All three generations benefit from a close connection according to Susan Bosak, author of How to Build the Grandma Connection: The Complete Pocket Guide.
In an excerpt from her book, she writes that grandparents have always been important. Today, they’re even more important. In busy, two-career and single-parent families, an involved grandparent goes a long way to filling a void for children.
The special kind of love you get from a grandparent is a love you can’t get anywhere else. It’s a very important kind of love. Parents have to worry about who children will become in the future; their role is to be providers and disciplinarians. Grandparents can just enjoy children for who they are in the moment. The love of a grandparent is often freer, more unconditional, and far less psychologically complex than a parent’s love. The love of a parent and the love of a grandparent are different, and both are necessary. The grandparent/grandchild relationship is, in fact, second in emotional importance only to the parent/child relationship.
Parents and grandparents can’t take relationships across generations for granted. You have to believe these relationships are important so that building them becomes a priority in your family. Relationships between young and old, between grandparents and grandchildren, are important because they make us feel connected. They make us feel connected not only to each other, but to something bigger, to the flow of life, to the past and to the future. This connection leads to tangible benefits for all generations.
Benefits to Grandchildren

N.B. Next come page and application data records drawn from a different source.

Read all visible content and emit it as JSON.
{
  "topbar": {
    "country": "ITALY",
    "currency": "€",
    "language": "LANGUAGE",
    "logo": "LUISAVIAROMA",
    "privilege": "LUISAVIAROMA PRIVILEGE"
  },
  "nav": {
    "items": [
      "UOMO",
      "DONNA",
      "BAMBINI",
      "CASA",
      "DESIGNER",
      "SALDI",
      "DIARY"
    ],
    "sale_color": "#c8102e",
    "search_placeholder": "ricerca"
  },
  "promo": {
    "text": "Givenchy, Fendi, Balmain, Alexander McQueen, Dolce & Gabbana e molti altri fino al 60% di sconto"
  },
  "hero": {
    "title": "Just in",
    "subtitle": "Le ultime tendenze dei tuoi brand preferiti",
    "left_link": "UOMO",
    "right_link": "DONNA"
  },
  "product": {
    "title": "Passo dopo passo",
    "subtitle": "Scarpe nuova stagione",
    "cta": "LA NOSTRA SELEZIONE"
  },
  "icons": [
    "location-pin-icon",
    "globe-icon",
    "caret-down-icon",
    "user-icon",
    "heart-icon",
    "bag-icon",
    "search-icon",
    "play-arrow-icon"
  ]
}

The benefits to children of a close connection to their grandparents include:
- Children have a better sense of who they are and where they’ve come from. They have roots, a history, and a sense of continuity and perspective.
- Children develop higher self-esteem, better emotional and social skills (including an ability to withstand peer pressure), and can even have better grades in school. Children need adult influences in their lives (some research says anywhere from four to six involved, caring adults) to mature.
- Children feel special. They’re “spoiled” a little. Children know that being with their grandparents is special. They don’t expect the rest of the world to treat them the way their grandparents do. A grandparent’s love is the unconditional stuff of fairy tales.
- Children can get undivided time and attention from grandparents that tired, busy parents often can’t give them.
- Children have someone to talk with and confide in. While children may want to be different from their parents, they often don’t mind being like their grandparents. This gives grandparents a lot of power and ability to influence a troubled or confused child.
- Through sharing in a grandparent’s interests, skills, and hobbies, children are introduced to new activities and ideas. Grandparents can be very patient, effective teachers. Knowledge, skills, and attitudes children pick up from grandparents tend to stick with them through life more than those picked up from other sources.
Benefits to Grandparents
The benefits to grandparents of a close connection to their grandchildren include:
- Grandparents say they feel a “joyful freedom” in their new role. They don’t feel the pressure they felt as a parent. There’s a saying that a mother truly becomes a grandmother the day she stops noticing all the terrible things her children do because she’s so enchanted with all the wonderful things her grandchildren do. As a grandparent, you get all the benefits and joys of parenthood without many of the drawbacks.
- Many people see grandparenthood as a “second chance.” Maybe you weren’t able to spend as much time with your own children as you would have liked, or made some mistakes you’ve now learned from. Grandchildren are a fresh start.
- Active, involved grandparents consistently report much less depression and higher degrees of life satisfaction. They tend to be happier with their present life and more hopeful for the future.
- Grandparents and grandchildren fulfill the role of student and teacher for each other, and it’s not always the older person who does the teaching. Children like to feel needed, and they can teach their grandparents lots of things – like how to find some pretty cool stuff on the Internet! Grandchildren also help you see the world anew again, through a child’s eyes.
- Grandparents have an opportunity to leave a powerful legacy, to make a difference, to send a message into the future through their grandchildren. The relationship can fulfill our need for immortality.
Benefits to Parents
The benefits to parents when the “grand generation” is a part of their lives and their children’s lives are also clear.
Today’s parents are often stressed and overwhelmed. A loving, supportive grandparent can give them someone to talk with – someone who’s “been there” but now, with the benefit of hindsight, can help put issues into perspective. It’s also comforting for parents to know that there are other adults who love their children and are looking out for them. Grandparents take some of the pressure off parents. Finally, there is the tangible support of reasonable physical or financial help when it’s needed. Grandparents can be a safety net in the highwire act we call the modern family.
Many people say their relationship with their parents improves when children enter the picture. For example, an overly strict parent suddenly becomes a “softie” as a grandparent. Adult children see their parents in a new light, and this can help heal relationships.
Bottom line: most parents WANT grandparents to be involved – not in a judgmental, meddling way, but in a loving, supportive way.